Serving the University Community Since 1890

University Democrats host debate between Charlottesville politicians

Sally Hudson and Kathy Galvin are both candidates in the Democratic primary for the Virginia House of Delegates 57th District seat

<p>Democratic candidates for the 57th District seat Kathy Galvin (left) and Sally Hudson (right) debate ahead of the primary election, which is scheduled for June 11.</p>

Democratic candidates for the 57th District seat Kathy Galvin (left) and Sally Hudson (right) debate ahead of the primary election, which is scheduled for June 11.

The University Democrats hosted a debate between House of Delegates Democratic candidates Sally Hudson and Kathy Galvin in Nau Hall Monday evening. The primary election for the 57th District seat is scheduled for June 11, but early voting opens April 28, providing students with the ability to vote before they leave Grounds.

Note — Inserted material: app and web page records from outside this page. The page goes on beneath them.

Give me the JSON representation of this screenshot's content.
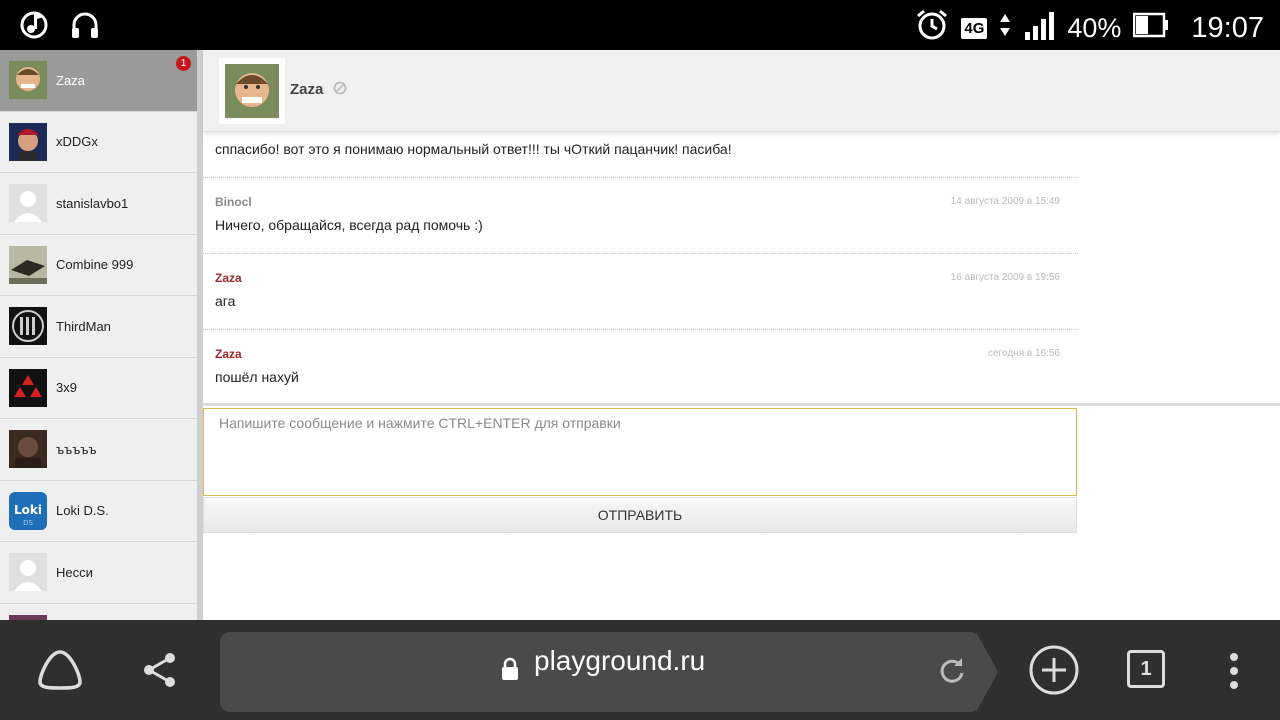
{
  "status_bar": {
    "battery_percent": "40%",
    "network": "4G",
    "time": "19:07"
  },
  "sidebar": {
    "contacts": [
      {
        "name": "Zaza",
        "unread": "1",
        "active": true
      },
      {
        "name": "xDDGx"
      },
      {
        "name": "stanislavbo1"
      },
      {
        "name": "Combine 999"
      },
      {
        "name": "ThirdMan"
      },
      {
        "name": "3x9"
      },
      {
        "name": "ъъъъъ"
      },
      {
        "name": "Loki D.S."
      },
      {
        "name": "Несси"
      }
    ]
  },
  "chat": {
    "contact_name": "Zaza",
    "messages": [
      {
        "author": "",
        "time": "",
        "text": "сппасибо! вот это я понимаю нормальный ответ!!! ты чОткий пацанчик! пасиба!"
      },
      {
        "author": "Binocl",
        "time": "14 августа 2009 в 15:49",
        "text": "Ничего, обращайся, всегда рад помочь :)"
      },
      {
        "author": "Zaza",
        "time": "16 августа 2009 в 19:56",
        "text": "ага"
      },
      {
        "author": "Zaza",
        "time": "сегодня в 16:56",
        "text": "пошёл нахуй"
      }
    ],
    "composer_placeholder": "Напишите сообщение и нажмите CTRL+ENTER для отправки",
    "send_label": "ОТПРАВИТЬ"
  },
  "browser": {
    "url": "playground.ru",
    "tab_count": "1"
  },
  "colors": {
    "author_zaza": "#9b2a2a",
    "author_other": "#8a8a8a",
    "composer_border": "#e2b84c",
    "badge": "#c9161d"
  }
}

Galvin has served on the Charlottesville City Council since 2012 and is also a lecturer at the University's School of Architecture. Hudson is an assistant professor of public policy, statistics and economics at the Batten School. Both candidates answered questions sent in from the University community addressing climate change, campaign contributions, inequality and the Dillon Rule, which is a provision that gives the state government authority over all legislative issues not delegated to the local government. The debate — which was open to the public —  was moderated by Politics assoc. prof. Paul Freedman.

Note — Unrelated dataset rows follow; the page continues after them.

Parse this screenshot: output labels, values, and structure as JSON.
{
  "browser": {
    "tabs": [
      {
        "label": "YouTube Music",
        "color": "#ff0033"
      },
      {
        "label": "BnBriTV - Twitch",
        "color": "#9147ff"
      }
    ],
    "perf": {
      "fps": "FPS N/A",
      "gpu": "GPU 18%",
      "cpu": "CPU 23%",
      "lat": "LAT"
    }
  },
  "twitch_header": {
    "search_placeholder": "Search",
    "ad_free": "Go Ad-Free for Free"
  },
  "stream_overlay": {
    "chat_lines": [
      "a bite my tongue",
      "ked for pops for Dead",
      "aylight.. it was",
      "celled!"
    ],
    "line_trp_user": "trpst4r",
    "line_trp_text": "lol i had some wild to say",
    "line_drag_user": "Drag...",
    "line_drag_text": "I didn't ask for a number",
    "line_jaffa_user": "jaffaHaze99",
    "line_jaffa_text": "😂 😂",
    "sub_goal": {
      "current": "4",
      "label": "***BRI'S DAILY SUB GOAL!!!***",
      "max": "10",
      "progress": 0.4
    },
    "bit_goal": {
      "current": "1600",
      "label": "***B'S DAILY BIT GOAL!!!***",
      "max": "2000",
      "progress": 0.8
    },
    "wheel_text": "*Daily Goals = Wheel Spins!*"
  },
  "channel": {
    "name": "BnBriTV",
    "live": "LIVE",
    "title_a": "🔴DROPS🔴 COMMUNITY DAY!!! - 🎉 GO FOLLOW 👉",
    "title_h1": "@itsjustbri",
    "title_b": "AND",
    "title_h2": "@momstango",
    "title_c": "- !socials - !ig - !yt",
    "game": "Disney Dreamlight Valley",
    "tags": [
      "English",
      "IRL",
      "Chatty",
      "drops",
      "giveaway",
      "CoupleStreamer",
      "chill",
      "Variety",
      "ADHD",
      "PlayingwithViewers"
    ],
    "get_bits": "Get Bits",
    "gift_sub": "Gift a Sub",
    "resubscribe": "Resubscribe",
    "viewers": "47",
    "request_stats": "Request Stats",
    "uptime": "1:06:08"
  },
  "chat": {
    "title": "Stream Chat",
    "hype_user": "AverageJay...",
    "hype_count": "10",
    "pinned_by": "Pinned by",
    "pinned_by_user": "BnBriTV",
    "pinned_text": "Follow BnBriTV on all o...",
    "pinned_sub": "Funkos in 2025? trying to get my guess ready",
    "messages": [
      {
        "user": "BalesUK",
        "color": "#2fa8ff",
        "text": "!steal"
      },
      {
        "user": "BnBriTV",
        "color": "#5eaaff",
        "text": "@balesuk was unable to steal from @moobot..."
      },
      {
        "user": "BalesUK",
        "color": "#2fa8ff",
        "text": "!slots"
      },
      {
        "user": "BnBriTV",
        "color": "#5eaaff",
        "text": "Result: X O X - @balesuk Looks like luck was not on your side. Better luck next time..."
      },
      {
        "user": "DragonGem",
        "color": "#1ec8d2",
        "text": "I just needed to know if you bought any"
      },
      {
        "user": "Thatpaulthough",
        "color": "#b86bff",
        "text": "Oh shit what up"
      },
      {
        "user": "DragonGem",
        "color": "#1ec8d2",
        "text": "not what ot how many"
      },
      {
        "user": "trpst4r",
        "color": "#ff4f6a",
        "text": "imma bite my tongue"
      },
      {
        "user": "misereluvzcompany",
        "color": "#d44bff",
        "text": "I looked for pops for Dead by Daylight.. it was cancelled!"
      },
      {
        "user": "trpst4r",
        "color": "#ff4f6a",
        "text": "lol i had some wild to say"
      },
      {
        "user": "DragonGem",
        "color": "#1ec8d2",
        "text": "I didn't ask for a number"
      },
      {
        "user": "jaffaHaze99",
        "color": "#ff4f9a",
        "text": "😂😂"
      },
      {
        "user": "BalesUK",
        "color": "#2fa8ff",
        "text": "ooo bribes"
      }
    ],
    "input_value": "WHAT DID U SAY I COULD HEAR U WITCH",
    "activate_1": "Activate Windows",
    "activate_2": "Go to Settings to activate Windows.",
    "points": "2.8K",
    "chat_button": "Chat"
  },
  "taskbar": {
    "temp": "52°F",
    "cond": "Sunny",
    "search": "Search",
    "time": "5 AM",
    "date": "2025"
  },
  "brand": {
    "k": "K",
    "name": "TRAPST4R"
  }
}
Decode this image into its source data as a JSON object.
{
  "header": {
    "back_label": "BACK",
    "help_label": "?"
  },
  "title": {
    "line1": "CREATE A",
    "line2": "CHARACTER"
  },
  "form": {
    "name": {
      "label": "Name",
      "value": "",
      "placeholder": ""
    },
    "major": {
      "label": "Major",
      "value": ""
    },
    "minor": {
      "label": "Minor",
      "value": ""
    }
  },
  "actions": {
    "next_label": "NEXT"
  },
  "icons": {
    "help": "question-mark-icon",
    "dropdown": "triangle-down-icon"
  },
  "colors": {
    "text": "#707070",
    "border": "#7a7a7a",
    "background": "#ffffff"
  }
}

Del. David Toscano (D-Charlottesville) has represented the 57th District — which includes Charlottesville and portions of Albemarle County — since 2006. He also served as House Minority Leader for seven years until retiring from his leadership position last November and announced that he will also retire from the House in February.

Galvin said she has focussed on addressing poverty in Charlottesville through increasing affordable housing resources and stimulating the City’s economy as a City Councilor. She intends to support sustainability initiatives, increase pre-kindergarten education, push for gun reform and legalize marijuana, if elected.

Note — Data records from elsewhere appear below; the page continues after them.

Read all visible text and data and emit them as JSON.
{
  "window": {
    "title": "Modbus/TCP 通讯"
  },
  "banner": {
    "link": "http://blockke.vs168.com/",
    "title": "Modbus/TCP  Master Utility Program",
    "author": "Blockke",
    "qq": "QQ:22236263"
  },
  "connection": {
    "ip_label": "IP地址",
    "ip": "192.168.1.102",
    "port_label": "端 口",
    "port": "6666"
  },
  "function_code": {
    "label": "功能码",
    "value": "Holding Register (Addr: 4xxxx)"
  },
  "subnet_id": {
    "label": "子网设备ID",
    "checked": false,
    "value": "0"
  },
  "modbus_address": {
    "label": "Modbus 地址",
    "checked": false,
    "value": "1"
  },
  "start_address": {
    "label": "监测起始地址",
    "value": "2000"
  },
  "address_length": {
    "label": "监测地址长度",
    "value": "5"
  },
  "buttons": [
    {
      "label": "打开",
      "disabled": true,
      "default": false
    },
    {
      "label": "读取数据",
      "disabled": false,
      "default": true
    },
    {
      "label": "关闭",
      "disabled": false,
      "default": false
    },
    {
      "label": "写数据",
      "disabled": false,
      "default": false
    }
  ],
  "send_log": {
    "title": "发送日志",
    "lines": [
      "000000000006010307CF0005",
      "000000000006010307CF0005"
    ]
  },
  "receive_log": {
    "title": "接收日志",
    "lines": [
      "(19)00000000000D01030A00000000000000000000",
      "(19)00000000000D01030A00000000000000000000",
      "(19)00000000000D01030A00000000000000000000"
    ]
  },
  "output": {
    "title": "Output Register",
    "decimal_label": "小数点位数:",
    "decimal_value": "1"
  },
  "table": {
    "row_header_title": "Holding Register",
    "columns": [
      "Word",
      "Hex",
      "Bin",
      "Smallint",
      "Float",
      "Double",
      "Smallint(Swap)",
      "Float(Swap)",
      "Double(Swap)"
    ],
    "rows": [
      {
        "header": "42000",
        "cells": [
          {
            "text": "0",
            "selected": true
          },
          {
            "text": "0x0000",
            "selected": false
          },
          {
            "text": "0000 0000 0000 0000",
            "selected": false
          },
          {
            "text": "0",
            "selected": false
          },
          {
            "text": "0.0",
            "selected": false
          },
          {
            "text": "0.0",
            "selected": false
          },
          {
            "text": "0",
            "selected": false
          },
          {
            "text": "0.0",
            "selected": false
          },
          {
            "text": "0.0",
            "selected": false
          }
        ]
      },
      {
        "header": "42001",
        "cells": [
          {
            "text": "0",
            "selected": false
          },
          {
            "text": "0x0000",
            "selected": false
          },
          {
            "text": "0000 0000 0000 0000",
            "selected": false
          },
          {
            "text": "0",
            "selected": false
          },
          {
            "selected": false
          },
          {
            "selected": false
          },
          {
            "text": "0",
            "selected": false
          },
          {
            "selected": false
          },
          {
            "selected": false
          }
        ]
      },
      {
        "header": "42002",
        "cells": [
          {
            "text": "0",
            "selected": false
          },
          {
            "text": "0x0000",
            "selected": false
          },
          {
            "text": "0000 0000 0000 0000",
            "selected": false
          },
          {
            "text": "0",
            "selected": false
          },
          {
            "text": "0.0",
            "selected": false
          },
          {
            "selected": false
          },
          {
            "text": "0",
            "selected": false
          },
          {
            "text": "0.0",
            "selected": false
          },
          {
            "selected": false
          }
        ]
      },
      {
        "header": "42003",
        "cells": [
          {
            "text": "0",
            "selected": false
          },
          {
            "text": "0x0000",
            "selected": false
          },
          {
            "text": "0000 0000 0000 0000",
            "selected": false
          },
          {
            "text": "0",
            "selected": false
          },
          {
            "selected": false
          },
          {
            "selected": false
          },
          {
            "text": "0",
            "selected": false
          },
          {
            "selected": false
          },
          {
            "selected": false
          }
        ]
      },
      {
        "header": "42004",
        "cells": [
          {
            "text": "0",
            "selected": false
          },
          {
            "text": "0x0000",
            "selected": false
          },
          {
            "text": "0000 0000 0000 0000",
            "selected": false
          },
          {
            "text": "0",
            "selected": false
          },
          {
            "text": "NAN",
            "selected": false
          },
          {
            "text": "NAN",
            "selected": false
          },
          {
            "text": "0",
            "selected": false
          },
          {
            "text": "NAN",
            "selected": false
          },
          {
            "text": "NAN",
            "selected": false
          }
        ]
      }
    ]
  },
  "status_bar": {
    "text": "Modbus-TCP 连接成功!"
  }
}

“I believe that sustainability is how we take care of the planet,” Galvin said during the debate. “Equity is how we take care of each other.”

Hudson currently works as an adviser to Virginia government officials and is a supporter of election reform. In 2017, Hudson launched FairVote Virginia, an organization working to introduce ranked choice voting to the state — which would allow voters to rank candidates in order of preference. During the debate, she said she would continue fighting for voting rights as a delegate, and her first piece of legislation upon taking office would be writing a modern voting rights act for Virginia.

Hudson said during the debate that her top campaign priorities are addressing the rising cost of healthcare, climate change and inequitable voting laws as Virginia’s most immediate problems. She hopes to see the 57th District delegate take a prominent role in agenda setting for the General Assembly.

Both Hudson and Galvin agreed during the debate that they hope to reduce disproportionately high incarceration rates for people of color in Virginia. Galvin emphasized the elimination of the death penalty and legalization of marijuana as possible solutions to address this issue. She also added that drug addiction needs to be addressed as a mental health issue.

Hudson believes the state should compile incarceration rate data to give the government a better idea of what legislative policies to enact.

“Virginia is really behind the times when it comes to documenting those disparities state wide and centralizing them,” Hudson said.

Further, both candidates want to address racial inequity through affordable housing and education. Particularly, Galvin believes increasing access to education will help minimize racial disparities.

“I would put forth legislation to make pre-K education part of the education system,” Galvin said, when asked what legislation she would enact first upon taking office.

The University Democrats hope that the debate will enliven students and encourage them to participate in local politics.

“It is extremely important to be an informed voter, so we want our members and members of the university and the Charlottesville community to be able to hear the positions and proposed policies of the two candidates, in order to better make an informed vote come the primary,” said Kathryn Williams, a second-year College student and University Democrats communications chair, in an email to The Cavalier Daily.